The rapids at Suolijärvi belong to the licence area of the Suolijärvi fishing association. However, this area is not included in the Korvua-Näljänkäjoki area, which is covered by a joint licence. The Kattilakoski rapid is the uppermost in this area, located in the lower reaches of the Näljänkäjoki, and separate from the other rapids. The first section of the road to Kattilakoski runs across a large field, after which there is a car park and a footpath leading to the rapid. A lean-to for anglers stands on a point jutting into the water halfway down the winding rapid.
The Suolikoski rapid begins from Lake Suolijärvi and drains into Lake Tenämäjärvi. At the foot of the rapid a large island splits the water, one part flowing in an old, winding channel and the other along a straighter course. The straight section has also been restored with boulders, and today potential fish lies can be found in both channels. The island can be reached only by wading. Although the Suolikoski rapid runs past a village of the same name, both banks are open to fishing provided that anglers respect the privacy of the few houses located near the bridge.
The Tenämänkoski and Räpättäjä rapids form the next white-water stretch after Lake Tenämänjärvi. This stretch is the most popular area for white-water fishing on the Suolijoki. A large car park and lean-to are located by the bridge. Beyond the the bridge, the river flows in a series of winding rapids and swift currents providing fishing grounds along the entire length of this reach. The Tenämänkoski rapid is located conveniently near the road, and the forested southern bank provides pleasant fishing opportunities. The lean-to at Räpättäjä stands at the midpoint of the southern bank. Beyond the rapids the river runs into a flowing pool, followed by the Kypäräkoski rapid around two hundred metres further downstream. The middle reaches of the Suolijoki consist mostly of pools interspersed with a number of short runs.
Beyond Lake Mojovanjärvi is the start of the Haarakoski rapid. The southern bank is a private area belonging to the farmhouse there and is not included in the licence. The swift-flowing upper section is known as Majovakoski. This is followed by a deep pool, after which the Haarakoski rapid proper begins.
The lowermost rapid in the Suolijoki area is called Vääräkoski. This is located on the Korpijoki, downstream from where it joins the Korvuanjoki flowing from the north. Vääräkoski’s southern bank is forested and can be fished with the same licence. As the Suolijoki is around 20 metres wide, not all its fishing grounds can be fished from one bank at high water levels.

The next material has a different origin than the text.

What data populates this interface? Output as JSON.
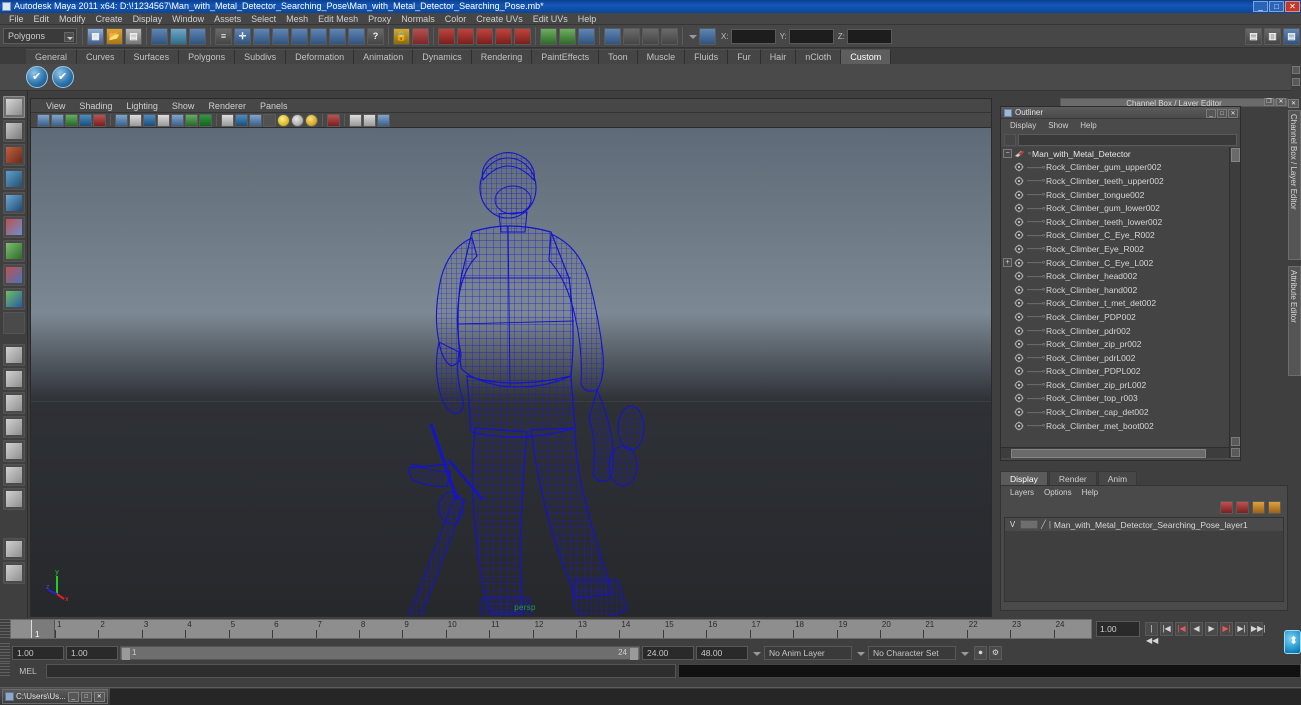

The Suolijoki’s rapids are rocky and difficult to wade in some places.
FISH STOCK AND STOCK MANAGEMENT
A healthy grayling population thrives in the Suolijoki’s rapids and currents. On occasion, the river’s record-size grayling have earned their catchers first prizes in provincial fishing competitions. Trout of around one kilo are also frequently caught, especially on the rapids closest to Lake Suolijärvi. Natural-stock trout are less common in the catch than grayling, and most trout caught are hatchery fish stocked by the fishing association. Cleared for timber floating in the past, work to restore the Suolijoki rapids to their original condition was carried out around the turn of the millennium. Rehabilitation targets restoration of the river’s natural fish stock. For a period of around ten years, fishing on the Suolijoki’s Haarakoski rapid was regulated according to eco-rapids principles. This project demonstrated that both the number and average size of grayling can be significantly increased in the area’s rivers through regulation.